### WORK TO COMPLETE
Note how many lines in the following material mention "keyword", then give that number by itself.

⁂

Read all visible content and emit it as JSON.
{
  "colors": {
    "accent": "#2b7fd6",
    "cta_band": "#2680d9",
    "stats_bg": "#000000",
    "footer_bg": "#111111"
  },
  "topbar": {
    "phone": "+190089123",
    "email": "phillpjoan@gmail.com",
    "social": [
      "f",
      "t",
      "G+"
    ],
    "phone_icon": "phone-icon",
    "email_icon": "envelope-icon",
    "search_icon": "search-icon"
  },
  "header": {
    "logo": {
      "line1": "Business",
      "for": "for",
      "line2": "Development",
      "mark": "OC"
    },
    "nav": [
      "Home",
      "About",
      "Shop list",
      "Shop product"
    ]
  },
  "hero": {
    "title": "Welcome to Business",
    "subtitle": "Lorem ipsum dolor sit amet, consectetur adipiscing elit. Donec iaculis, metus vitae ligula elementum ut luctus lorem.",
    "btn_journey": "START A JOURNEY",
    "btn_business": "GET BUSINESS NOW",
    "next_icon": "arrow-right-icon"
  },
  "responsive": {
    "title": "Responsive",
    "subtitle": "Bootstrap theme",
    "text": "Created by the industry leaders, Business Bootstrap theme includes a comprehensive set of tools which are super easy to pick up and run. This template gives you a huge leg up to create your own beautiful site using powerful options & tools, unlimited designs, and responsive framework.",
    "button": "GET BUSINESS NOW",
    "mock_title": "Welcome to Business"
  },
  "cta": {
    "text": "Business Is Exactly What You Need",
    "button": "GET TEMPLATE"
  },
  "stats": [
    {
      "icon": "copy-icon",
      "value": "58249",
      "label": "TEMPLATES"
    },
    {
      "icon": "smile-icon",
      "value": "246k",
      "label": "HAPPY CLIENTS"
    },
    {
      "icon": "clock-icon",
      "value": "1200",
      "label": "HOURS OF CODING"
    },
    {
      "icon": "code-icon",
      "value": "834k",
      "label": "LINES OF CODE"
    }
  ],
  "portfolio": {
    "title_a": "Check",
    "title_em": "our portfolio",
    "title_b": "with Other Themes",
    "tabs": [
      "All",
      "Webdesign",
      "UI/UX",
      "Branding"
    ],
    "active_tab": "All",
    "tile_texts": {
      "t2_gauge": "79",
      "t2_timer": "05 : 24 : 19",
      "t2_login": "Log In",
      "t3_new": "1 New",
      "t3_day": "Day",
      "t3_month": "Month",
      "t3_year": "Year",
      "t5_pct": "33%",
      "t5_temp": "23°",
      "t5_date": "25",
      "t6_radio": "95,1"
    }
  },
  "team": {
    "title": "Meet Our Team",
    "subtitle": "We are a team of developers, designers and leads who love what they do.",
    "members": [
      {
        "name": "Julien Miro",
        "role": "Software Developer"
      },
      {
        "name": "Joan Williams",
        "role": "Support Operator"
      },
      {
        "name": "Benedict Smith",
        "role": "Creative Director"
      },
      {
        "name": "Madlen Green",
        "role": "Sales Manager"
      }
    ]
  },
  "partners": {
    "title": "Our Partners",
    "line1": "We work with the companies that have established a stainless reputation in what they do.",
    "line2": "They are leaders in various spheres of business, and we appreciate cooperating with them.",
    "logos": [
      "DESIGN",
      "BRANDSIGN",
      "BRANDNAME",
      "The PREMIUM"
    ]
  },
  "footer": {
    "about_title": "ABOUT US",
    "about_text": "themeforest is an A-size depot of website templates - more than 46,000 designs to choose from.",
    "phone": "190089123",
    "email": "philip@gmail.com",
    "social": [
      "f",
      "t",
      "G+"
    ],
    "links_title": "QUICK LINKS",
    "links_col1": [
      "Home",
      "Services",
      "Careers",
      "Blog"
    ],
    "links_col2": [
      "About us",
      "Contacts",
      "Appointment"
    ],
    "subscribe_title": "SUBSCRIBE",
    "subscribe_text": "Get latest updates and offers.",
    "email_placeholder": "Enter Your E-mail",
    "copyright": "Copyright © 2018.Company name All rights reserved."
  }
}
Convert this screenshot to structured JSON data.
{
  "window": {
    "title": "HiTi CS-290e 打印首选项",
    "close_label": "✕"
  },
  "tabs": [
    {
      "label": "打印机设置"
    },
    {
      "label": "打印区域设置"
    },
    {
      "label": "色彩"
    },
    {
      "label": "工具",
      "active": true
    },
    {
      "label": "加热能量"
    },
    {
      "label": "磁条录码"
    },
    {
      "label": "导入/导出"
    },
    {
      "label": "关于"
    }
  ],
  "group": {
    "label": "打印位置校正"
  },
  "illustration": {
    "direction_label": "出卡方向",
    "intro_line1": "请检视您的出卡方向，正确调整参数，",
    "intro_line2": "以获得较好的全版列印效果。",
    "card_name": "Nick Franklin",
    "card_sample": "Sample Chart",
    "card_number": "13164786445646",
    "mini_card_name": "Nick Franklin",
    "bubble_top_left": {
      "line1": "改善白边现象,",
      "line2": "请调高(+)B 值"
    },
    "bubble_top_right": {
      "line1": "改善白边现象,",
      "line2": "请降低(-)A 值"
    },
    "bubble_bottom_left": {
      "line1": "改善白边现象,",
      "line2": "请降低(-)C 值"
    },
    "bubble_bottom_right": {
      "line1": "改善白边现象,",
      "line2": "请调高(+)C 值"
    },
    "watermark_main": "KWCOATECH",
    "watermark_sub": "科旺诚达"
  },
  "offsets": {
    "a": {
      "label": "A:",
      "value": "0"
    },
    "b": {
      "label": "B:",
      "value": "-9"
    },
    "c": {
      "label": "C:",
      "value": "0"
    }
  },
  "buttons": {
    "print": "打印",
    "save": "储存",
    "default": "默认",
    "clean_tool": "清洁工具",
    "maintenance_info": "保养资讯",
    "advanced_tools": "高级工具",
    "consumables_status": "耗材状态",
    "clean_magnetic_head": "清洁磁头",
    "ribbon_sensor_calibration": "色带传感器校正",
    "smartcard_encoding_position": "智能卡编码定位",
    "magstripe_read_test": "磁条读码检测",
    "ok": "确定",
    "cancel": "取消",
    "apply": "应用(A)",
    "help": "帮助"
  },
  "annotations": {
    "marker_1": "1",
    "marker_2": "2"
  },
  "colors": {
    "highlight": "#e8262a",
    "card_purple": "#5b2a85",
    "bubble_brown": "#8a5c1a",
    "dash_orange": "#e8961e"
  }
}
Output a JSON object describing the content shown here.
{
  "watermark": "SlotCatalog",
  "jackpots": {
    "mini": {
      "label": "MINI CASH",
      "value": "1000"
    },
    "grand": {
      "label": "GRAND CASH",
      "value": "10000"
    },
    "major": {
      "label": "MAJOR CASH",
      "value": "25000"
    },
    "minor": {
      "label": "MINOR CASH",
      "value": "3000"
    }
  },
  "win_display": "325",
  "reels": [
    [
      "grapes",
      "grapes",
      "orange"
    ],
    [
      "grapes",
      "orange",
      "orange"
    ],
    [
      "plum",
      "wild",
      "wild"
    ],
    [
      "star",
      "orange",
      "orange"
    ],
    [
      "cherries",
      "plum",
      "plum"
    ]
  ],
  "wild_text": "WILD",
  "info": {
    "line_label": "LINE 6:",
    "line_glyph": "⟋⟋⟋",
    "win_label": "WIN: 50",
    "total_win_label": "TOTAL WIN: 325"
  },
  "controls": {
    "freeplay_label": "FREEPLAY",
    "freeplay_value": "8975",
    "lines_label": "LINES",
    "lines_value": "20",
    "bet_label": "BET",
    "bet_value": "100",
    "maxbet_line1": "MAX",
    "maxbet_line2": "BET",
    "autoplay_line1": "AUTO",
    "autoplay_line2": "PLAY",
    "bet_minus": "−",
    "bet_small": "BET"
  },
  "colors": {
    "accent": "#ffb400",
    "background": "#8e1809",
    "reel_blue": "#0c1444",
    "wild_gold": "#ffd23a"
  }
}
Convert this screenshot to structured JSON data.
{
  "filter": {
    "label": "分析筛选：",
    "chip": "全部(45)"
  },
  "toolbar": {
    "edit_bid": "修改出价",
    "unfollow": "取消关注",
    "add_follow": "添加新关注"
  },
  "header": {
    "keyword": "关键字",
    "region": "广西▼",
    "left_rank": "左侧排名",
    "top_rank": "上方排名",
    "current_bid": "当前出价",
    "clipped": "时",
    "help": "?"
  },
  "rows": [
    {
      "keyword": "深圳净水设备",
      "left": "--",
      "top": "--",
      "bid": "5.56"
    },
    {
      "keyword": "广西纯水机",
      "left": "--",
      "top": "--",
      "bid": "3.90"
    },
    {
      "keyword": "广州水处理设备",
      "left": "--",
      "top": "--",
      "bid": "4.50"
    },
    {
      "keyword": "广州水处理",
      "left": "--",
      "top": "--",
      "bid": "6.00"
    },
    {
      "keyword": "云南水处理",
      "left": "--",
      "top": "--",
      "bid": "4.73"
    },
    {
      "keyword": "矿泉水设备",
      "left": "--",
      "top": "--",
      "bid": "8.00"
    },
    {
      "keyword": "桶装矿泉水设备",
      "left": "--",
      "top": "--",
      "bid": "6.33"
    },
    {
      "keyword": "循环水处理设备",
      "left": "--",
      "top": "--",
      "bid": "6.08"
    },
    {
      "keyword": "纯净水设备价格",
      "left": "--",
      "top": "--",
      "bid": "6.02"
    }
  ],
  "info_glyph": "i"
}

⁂

### TASK RESULT
10